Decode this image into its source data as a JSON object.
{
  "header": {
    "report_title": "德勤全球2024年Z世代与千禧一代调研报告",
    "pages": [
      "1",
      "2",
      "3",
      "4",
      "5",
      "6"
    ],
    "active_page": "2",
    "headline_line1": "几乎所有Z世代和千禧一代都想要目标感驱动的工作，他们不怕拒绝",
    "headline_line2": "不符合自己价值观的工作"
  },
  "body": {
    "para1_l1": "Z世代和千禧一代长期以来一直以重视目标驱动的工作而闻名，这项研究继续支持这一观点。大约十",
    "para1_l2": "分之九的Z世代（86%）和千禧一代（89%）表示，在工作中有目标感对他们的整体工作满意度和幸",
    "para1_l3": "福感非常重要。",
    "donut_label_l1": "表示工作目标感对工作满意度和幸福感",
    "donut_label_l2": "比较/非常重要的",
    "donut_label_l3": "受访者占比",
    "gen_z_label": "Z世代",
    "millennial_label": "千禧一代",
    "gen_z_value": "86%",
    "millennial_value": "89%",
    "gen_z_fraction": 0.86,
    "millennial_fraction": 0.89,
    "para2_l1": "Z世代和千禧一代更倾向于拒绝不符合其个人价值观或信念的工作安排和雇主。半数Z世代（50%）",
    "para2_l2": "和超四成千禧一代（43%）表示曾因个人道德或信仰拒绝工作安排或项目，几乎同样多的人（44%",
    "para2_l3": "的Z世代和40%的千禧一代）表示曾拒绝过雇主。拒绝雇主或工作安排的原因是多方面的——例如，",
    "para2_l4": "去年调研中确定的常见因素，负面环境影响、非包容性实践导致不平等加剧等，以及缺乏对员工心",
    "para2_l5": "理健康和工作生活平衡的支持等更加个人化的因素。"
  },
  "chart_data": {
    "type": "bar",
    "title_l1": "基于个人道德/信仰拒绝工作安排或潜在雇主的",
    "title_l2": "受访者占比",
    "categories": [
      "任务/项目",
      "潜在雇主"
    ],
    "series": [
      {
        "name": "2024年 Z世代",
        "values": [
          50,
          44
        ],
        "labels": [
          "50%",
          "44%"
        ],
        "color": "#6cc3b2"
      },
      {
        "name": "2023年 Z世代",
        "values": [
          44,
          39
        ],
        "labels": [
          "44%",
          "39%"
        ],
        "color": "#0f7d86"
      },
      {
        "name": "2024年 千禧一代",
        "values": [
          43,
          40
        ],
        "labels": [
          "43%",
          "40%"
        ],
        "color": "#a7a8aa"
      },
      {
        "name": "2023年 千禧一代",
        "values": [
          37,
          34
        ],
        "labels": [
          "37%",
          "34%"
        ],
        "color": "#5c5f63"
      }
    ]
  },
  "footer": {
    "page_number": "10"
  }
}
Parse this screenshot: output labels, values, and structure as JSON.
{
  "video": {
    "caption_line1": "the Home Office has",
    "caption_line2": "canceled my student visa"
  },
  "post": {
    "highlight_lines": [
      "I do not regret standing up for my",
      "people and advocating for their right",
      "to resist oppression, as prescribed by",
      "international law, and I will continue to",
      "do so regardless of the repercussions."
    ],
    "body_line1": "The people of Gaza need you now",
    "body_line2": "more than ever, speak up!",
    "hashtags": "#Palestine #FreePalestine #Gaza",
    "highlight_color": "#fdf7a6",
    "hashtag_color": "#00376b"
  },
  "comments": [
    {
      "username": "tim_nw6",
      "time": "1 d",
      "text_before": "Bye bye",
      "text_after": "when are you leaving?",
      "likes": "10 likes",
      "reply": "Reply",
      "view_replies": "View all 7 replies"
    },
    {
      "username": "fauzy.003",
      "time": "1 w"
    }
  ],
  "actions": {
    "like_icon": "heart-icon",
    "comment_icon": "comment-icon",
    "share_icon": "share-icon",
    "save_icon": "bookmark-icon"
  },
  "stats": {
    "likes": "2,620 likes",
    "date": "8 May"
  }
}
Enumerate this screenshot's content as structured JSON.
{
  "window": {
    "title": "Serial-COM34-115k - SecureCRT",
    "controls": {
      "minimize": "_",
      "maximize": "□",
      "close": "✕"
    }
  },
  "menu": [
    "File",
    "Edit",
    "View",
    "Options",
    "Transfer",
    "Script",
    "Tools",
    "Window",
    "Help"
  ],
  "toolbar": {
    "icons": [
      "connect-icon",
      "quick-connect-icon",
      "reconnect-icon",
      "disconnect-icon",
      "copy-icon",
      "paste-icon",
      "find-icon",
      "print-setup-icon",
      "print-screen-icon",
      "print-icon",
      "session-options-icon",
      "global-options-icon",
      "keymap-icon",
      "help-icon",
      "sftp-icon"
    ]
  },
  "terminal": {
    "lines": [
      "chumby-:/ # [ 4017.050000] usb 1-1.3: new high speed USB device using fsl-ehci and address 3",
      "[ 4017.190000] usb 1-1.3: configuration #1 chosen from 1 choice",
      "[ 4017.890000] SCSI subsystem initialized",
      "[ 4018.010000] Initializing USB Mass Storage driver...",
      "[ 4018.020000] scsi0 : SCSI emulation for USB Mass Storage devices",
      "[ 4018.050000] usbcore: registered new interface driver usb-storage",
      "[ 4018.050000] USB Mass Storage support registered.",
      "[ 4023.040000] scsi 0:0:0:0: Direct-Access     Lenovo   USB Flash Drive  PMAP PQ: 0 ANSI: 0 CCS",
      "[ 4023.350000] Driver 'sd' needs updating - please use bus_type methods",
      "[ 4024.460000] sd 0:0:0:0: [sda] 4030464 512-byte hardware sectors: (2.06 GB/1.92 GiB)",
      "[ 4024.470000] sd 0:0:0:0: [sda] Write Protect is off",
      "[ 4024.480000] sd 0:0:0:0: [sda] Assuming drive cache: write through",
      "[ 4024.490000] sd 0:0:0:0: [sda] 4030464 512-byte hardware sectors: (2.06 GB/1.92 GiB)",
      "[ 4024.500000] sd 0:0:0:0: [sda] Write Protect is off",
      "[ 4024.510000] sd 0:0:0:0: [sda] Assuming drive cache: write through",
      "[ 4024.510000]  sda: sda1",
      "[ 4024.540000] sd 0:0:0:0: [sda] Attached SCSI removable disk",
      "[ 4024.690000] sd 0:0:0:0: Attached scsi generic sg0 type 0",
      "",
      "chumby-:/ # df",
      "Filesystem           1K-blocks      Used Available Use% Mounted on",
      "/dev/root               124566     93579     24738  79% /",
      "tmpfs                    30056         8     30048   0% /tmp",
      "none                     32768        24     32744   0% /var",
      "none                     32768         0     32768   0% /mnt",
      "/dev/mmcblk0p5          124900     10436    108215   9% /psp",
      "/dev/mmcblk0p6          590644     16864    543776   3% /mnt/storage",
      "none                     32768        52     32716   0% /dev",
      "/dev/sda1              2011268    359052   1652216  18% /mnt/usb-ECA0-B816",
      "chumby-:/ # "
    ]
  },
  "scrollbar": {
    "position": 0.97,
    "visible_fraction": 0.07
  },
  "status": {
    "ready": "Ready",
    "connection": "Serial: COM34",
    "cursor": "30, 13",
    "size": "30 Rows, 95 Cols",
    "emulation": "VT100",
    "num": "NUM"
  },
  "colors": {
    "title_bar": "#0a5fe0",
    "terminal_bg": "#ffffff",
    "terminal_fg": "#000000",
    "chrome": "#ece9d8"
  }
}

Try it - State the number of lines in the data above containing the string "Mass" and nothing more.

Your solution - 3